We’re getting closer to figuring this out.
Social anxiety disorder (SAD) can be a debilitating condition, but like many mental health disorders, researchers aren’t sure where the genetic basis of the condition lies, or how the environment plays a role in triggering the symptoms – and that makes it particularly difficult to diagnose and treat.
But new research has provided more evidence that a gene involved with the transport of serotonin – a neurotransmitter that contributes to feelings of wellbeing – could increase the risk of the disorder.
“Until now, only a few candidate genes have been known that could be linked to this.”
SAD is a condition where a person feels an immense amount of fear in certain social situations. It can impair their ability to function, sometimes causing panic attacks and isolation from others.
To get a better insight into specific genes linked to the condition, researchers analysed the genome of 321 patients with SAD against 804 healthy controls.
The team was looking for single nucleotide polymorphisms (SNPs) – singular changes, similar to typos, found in DNA base pairs, which are the basic building blocks of DNA.
The researchers found that an SNP of a gene called SLC6A4, which is a serotonin transport gene, was correlated with SAD patients.
“This is the largest association study so far into social phobia,” says one of the researchers, Johannes Schumacher.
“The result substantiates indications from previous studies that serotonin plays an important role in social phobia,” says team leader, Rupert Conrad from the Clinic and Policlinic for Psychosomatic Medicine and Psychotherapy.
The researchers are hoping that by continuing this research, they can figure out ways to diagnose patients earlier, and provide better support for SAD patients.
They’re also looking for people with SAD for further genetic research.
“In order to achieve this goal, we need many more study participants who suffer from social anxiety,” says one of the team, Stefanie Rambau from the University Hospital Bonn.
“Those who take part will help to research social phobia.
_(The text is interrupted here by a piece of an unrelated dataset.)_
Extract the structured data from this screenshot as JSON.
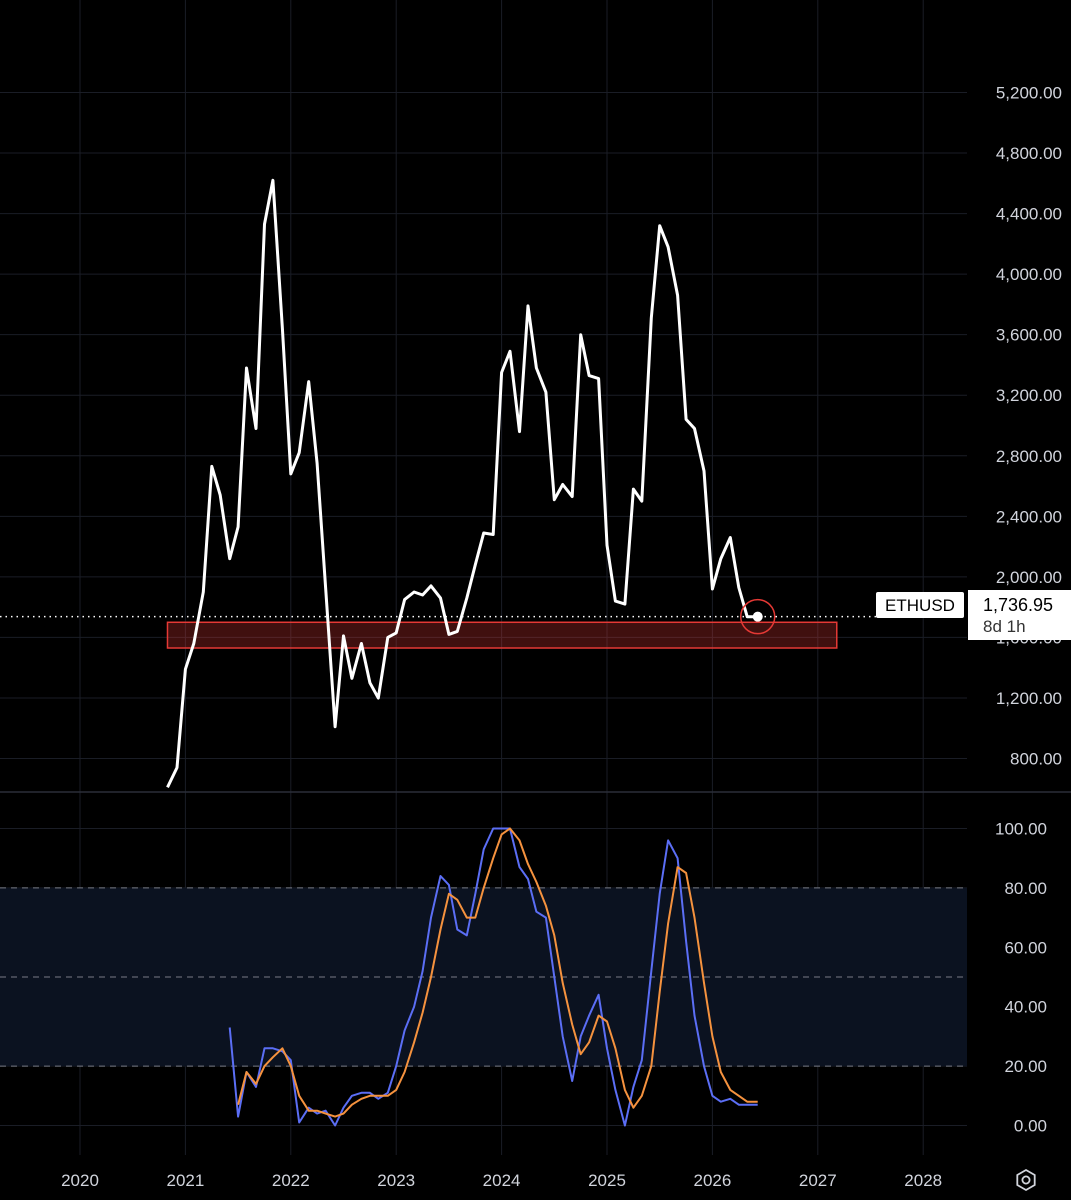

This is the basis of better diagnosis and treatment procedures in the future.”